(c) Copyright 2010. Library Journals LLC, a wholly owned subsidiary of Media Source, Inc. No redistribution permitted.
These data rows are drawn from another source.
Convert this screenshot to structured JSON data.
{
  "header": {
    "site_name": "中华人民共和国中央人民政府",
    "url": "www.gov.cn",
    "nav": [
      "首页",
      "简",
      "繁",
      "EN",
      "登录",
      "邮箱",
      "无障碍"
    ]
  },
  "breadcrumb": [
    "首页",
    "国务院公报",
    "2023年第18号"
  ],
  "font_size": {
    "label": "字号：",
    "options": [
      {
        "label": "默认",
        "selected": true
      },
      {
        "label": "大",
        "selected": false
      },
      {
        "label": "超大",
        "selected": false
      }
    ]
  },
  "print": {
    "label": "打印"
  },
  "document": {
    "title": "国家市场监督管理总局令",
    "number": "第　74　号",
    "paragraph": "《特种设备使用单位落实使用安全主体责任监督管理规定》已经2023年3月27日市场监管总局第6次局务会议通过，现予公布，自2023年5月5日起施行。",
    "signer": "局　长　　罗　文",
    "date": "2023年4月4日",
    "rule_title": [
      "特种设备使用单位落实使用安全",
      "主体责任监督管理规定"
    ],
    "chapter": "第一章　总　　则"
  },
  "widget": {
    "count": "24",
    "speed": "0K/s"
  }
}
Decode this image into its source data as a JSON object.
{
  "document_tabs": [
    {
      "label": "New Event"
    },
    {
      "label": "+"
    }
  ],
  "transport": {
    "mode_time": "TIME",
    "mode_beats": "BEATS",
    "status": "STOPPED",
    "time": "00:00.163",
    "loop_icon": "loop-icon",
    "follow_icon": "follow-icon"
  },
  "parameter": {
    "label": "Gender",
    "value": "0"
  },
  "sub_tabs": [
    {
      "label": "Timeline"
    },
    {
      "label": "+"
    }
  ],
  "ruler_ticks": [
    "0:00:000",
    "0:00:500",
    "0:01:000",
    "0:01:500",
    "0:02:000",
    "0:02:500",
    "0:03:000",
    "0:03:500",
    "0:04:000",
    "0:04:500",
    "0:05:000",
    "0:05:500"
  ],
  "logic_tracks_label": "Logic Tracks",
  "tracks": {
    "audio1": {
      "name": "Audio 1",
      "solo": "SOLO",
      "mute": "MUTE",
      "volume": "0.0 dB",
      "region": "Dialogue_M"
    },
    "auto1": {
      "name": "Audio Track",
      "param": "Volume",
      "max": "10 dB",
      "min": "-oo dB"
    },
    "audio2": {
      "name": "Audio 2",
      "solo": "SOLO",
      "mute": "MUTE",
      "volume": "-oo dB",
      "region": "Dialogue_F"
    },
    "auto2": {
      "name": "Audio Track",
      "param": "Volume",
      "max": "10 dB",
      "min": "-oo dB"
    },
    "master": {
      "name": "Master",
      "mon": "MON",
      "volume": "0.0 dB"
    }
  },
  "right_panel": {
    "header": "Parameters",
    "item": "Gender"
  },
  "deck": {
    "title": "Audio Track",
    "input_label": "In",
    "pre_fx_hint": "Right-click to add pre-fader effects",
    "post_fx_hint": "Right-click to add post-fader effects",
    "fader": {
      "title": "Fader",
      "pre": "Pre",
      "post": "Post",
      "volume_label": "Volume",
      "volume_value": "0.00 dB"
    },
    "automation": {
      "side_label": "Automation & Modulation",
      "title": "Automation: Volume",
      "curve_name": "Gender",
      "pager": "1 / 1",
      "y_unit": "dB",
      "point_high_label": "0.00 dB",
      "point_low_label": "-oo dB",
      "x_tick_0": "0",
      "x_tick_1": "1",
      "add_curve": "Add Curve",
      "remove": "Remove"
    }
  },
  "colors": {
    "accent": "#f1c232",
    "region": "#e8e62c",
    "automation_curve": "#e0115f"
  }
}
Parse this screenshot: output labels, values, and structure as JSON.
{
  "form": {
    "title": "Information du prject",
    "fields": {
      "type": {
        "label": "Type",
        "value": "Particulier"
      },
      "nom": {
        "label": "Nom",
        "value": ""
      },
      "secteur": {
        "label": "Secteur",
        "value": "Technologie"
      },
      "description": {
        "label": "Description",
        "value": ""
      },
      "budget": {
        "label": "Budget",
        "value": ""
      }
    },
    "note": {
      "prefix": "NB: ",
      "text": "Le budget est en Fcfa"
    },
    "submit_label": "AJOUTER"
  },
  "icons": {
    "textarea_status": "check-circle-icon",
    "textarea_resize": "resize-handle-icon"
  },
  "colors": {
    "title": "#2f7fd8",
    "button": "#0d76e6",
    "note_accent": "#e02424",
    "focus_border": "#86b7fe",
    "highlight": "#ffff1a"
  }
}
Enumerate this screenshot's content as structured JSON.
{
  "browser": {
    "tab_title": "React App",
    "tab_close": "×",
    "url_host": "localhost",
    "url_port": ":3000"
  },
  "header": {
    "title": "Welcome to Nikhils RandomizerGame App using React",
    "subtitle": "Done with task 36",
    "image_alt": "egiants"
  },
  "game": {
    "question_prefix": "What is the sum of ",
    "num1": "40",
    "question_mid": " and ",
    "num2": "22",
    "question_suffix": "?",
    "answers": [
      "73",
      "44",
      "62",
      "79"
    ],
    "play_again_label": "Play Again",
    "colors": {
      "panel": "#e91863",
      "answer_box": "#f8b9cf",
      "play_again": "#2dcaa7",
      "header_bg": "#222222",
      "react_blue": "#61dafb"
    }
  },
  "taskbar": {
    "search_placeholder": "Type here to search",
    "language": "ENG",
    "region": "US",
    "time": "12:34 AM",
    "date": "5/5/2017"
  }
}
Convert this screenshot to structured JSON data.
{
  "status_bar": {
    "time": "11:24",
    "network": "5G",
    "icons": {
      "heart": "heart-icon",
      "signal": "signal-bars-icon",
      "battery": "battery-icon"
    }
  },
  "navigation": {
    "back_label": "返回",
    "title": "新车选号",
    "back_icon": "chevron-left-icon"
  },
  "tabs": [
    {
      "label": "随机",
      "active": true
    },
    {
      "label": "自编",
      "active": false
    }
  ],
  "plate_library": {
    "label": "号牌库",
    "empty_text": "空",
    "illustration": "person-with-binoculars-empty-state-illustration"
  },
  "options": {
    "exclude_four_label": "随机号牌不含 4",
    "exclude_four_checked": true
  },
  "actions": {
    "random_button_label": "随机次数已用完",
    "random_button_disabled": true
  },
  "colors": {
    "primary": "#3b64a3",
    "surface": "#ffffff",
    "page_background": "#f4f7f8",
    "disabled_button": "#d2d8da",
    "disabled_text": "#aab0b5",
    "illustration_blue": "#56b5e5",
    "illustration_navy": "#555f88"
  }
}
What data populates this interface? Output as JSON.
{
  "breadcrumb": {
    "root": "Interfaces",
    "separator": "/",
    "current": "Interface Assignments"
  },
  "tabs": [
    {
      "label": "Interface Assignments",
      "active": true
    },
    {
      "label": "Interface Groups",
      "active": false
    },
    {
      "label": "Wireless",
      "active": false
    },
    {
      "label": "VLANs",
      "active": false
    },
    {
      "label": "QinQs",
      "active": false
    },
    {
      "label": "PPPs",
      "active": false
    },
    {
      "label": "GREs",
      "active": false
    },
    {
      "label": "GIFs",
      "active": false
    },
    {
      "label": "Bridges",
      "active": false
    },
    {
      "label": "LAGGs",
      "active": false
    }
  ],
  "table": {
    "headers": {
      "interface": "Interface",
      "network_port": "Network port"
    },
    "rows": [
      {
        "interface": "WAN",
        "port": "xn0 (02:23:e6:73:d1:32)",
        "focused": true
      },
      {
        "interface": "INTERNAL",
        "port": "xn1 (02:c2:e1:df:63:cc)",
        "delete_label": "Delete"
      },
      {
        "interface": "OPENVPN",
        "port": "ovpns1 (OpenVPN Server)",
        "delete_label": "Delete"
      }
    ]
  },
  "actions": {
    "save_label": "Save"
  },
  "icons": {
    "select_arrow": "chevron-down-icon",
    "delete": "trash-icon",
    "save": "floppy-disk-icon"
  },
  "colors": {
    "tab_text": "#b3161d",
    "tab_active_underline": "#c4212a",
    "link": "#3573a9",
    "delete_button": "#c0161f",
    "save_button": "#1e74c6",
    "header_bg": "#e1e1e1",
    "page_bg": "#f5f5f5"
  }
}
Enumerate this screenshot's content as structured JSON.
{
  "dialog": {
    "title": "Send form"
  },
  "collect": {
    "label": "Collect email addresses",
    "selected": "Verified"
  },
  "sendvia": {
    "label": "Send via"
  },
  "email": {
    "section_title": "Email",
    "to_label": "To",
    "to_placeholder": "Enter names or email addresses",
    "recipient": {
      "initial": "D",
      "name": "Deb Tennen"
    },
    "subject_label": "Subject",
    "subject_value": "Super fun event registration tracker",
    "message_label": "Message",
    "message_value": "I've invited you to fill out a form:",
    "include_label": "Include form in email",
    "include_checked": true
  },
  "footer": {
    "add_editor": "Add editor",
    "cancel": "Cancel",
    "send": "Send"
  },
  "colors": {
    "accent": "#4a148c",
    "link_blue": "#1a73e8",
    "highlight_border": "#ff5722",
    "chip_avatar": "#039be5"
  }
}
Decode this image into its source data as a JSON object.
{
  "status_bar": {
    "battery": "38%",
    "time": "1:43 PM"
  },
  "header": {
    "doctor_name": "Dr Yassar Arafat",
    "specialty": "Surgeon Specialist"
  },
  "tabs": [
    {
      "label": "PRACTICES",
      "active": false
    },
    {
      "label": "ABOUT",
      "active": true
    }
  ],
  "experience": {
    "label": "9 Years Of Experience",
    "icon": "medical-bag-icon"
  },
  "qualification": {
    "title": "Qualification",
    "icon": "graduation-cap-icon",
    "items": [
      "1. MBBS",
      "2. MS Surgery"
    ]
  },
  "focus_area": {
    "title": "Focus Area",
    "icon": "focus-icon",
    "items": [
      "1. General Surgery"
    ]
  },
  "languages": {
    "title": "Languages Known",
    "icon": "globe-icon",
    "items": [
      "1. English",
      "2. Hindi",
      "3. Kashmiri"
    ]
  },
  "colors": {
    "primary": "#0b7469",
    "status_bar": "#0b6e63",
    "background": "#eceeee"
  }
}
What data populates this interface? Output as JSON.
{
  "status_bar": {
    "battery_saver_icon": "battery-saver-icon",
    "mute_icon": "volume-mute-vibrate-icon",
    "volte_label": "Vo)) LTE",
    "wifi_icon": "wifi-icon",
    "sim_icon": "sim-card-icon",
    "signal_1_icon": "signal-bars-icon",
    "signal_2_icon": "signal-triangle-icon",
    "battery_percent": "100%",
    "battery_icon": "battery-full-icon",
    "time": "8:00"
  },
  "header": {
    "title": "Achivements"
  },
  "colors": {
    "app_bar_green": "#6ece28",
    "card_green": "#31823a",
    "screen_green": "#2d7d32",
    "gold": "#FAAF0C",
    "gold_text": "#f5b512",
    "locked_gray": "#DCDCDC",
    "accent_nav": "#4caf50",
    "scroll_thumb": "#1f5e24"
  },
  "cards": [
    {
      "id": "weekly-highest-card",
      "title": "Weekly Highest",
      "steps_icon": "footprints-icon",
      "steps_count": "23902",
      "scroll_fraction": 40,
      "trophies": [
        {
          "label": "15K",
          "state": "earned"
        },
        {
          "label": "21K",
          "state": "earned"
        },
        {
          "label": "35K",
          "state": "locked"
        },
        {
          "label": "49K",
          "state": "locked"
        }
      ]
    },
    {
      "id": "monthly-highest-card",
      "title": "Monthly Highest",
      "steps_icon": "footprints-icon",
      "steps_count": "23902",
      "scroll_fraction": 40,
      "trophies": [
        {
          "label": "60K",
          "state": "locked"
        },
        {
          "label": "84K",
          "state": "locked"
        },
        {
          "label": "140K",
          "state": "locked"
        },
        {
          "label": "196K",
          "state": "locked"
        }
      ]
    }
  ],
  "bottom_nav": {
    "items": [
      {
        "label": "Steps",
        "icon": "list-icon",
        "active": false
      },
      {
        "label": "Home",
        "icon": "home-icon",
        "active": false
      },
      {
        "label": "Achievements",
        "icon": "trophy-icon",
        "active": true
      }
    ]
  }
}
Here food writer and BBC personality Sitwell manages to trace culinary history from ancient Egypt to Heston Blumenthal's 2011 "meat fruit" in 100 steps. First published in the UK last year (and thus somewhat British in focus), this volume presents a series of informative, often playful, and nearly always opinionated essays, each focusing on a particular recipe or dish chosen to illustrate an important shift or trend in food or cooking. Entries include a recipe for salad dressing from 1699, the Anglo-Indian dish kedgeree (1845), and Rice Krispies Treats (1941). Some recipes are detailed enough to cook from; others-particularly the older ones-are more basic sketches. But high-brow or low-brow, basic or gourmet, the 100 points of focus Stillwell brings before the reader are widely sourced from various cultural traditions and together constitute an enjoyably meandering and thought-provoking journey through the role of cooking in daily life. Verdict More a good read than a recipe book (though both in a pinch), this title ought to interest foodies, especially Anglophiles.-Courtney Greene, Indiana Univ. Lib., Bloomington (c) Copyright 2013. Library Journals LLC, a wholly owned subsidiary of Media Source, Inc. No redistribution permitted.